More could be said in appreciation of the content of these lectures, but their context is so helpful to those of us who are called to preach amidst cultural turbulence. No one could feasibly claim that the challenges of recent years in Western Europe (and in the territories beyond) equate with what the Second World War brought to bear on society, communities and individuals. The manifestation of militant Islam, the social upheavals of shock election results, the constitutional issues faced by referenda, the economic slippage which continues to plague the public and private sector are the mere inconvenience of a common cold when set against the rabid destruction of cities and security at the hands of Hitler and his military.
Reasoning from the greater to the lesser, we can see that our calling is not to take a merely therapeutic approach to those who hear us and who are beset by the slings and arrows of outrageous fortune, but to speak a biblically nuanced anthropology and soteriology to them at the very moment of their crisis. Our world is systematically dismantling the ‘triggers’ which might cause people personal or civil discomfort, but we must have the resolve to fasten those very triggers and allow God’s view of the world to be made known. If we merely comfort the concerns of the human heart without addressing the condition of the human heart, then we have become Jungian counsellors rather than heralds, muted accompanists rather than soloists who sound the full tonal range of the gospel to our world.
Sin is still sin and the departure from God that Romans 1 so painfully diagnoses is still at the very core of the human problem. We must of course know when to soothe with Psalms and the sweeter sounds of sovereignty, but we likewise must blast the trumpet and address the souls of those who need awakened from the stupor of materialism, hyper-sensitivity to any form of confrontation, and a paradoxical inoculation against the real danger that they face before a holy God. In the absence of a widely heard or widely held gospel in the United Kingdom, for instance, men and women will embrace the downward spiral that Romans 1 so fearfully portrays. Already we have replaced holiness with psychological wholeness, the Final Judgement with ecological cataclysm, purity with a burgeoning dietary asceticism which can cleanse the body but not the soul, and a corresponding distortion of heaven with a dystopian utopia of shared (and strictly enforced) ‘human’ values.
Our preaching should be seasoned with salt and offered with love, but it also needs to say the difficult things that Paul writes to the Romans, and that Lloyd-Jones spoke into the wreckage of a bombed out Britain.
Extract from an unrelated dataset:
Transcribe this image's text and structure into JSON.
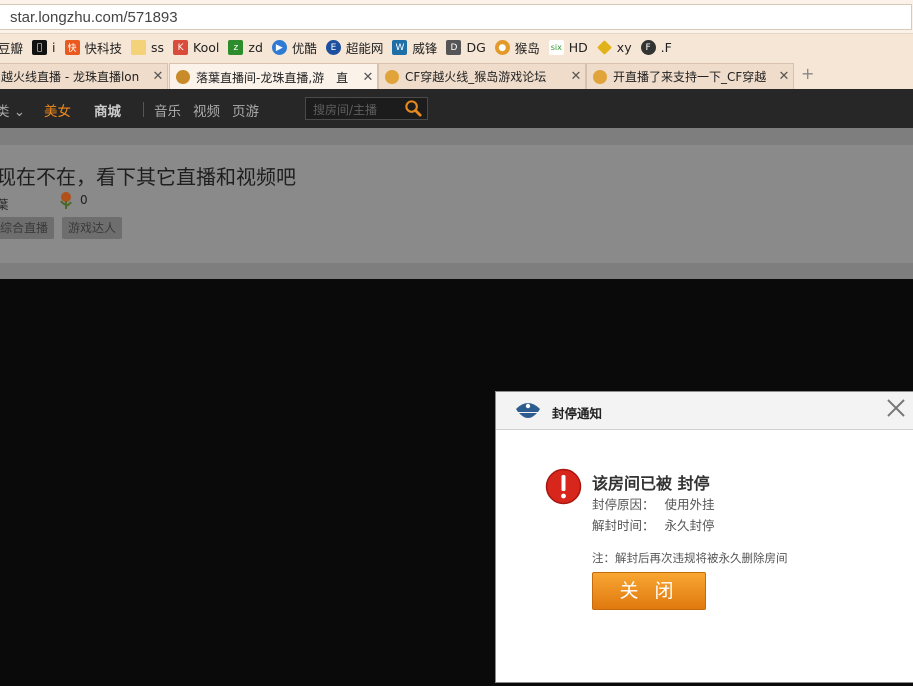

This will lead to difficulty, but such an experience has always been the stablemate of gospel fidelity, and the discomfort which telling God’s truth in such circumstances will bring is not to be compared to the cost which would attend a resort to smooth words and rounded gospel edges. The last word on this can be safely left with Lloyd-Jones himself,
“We must deal with the present position as it is. But the way in which we do so is of vital importance. And that is why I say that we must be prepared to ‘be cruel to be kind.’ If we are anxious to help and to speak the redeeming word, we must first of all probe the wound and reveal the trouble. That cannot be done without giving rise to pain and perhaps also to offence. And that, in turn, will lead to our being unpopular and disliked in a sense that can never be true of us if we are merely soothing the world, or else more or less ignoring it entirely, whilst we enjoy our own religion.”